EXERCISE: If a line in the entries contains the word "category", list it.

AVAILABLE RECORDS:

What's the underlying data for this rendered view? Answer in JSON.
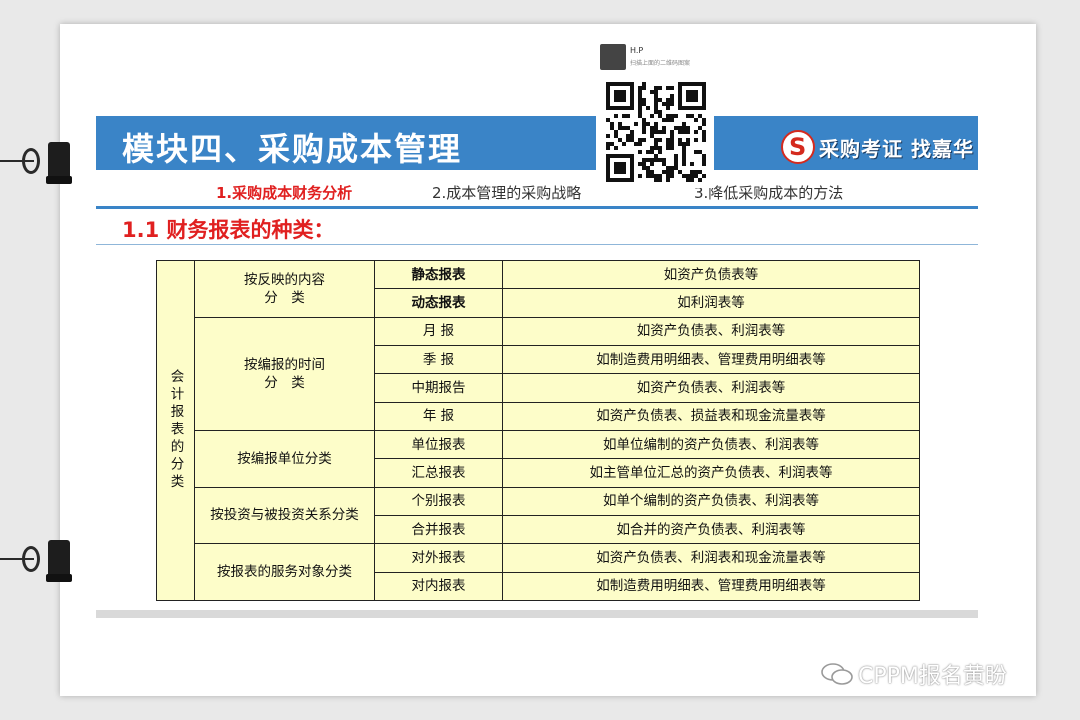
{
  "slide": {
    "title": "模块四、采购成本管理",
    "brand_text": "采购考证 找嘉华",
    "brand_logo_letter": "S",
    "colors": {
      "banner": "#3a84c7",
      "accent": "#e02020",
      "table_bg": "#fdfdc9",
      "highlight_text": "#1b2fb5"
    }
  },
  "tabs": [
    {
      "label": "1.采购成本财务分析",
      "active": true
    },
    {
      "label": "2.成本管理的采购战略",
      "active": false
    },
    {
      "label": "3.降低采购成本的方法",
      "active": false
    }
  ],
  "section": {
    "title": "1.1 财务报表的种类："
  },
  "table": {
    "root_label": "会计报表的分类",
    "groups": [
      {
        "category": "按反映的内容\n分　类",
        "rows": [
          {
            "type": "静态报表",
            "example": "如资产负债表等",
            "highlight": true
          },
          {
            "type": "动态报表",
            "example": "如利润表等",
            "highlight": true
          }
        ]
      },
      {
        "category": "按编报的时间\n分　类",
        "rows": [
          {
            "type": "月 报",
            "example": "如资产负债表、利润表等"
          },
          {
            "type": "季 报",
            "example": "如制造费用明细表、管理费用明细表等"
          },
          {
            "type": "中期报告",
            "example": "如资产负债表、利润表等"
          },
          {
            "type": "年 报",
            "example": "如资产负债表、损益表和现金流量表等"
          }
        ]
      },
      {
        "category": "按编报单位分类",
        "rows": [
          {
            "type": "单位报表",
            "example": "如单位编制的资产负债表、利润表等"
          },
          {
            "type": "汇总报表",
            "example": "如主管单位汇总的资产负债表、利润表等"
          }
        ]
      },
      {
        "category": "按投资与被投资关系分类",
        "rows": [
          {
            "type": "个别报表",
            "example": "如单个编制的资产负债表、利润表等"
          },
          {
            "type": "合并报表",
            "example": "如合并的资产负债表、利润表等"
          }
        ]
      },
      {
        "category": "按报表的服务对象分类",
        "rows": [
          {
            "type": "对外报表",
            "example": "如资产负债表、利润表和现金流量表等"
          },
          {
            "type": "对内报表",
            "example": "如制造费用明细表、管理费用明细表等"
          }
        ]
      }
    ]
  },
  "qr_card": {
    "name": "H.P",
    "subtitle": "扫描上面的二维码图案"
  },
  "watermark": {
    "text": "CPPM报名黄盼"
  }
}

RESULT FOR THIS TASK:
        "category": "按反映的内容\n分　类",
        "category": "按编报的时间\n分　类",
        "category": "按编报单位分类",
        "category": "按投资与被投资关系分类",
        "category": "按报表的服务对象分类",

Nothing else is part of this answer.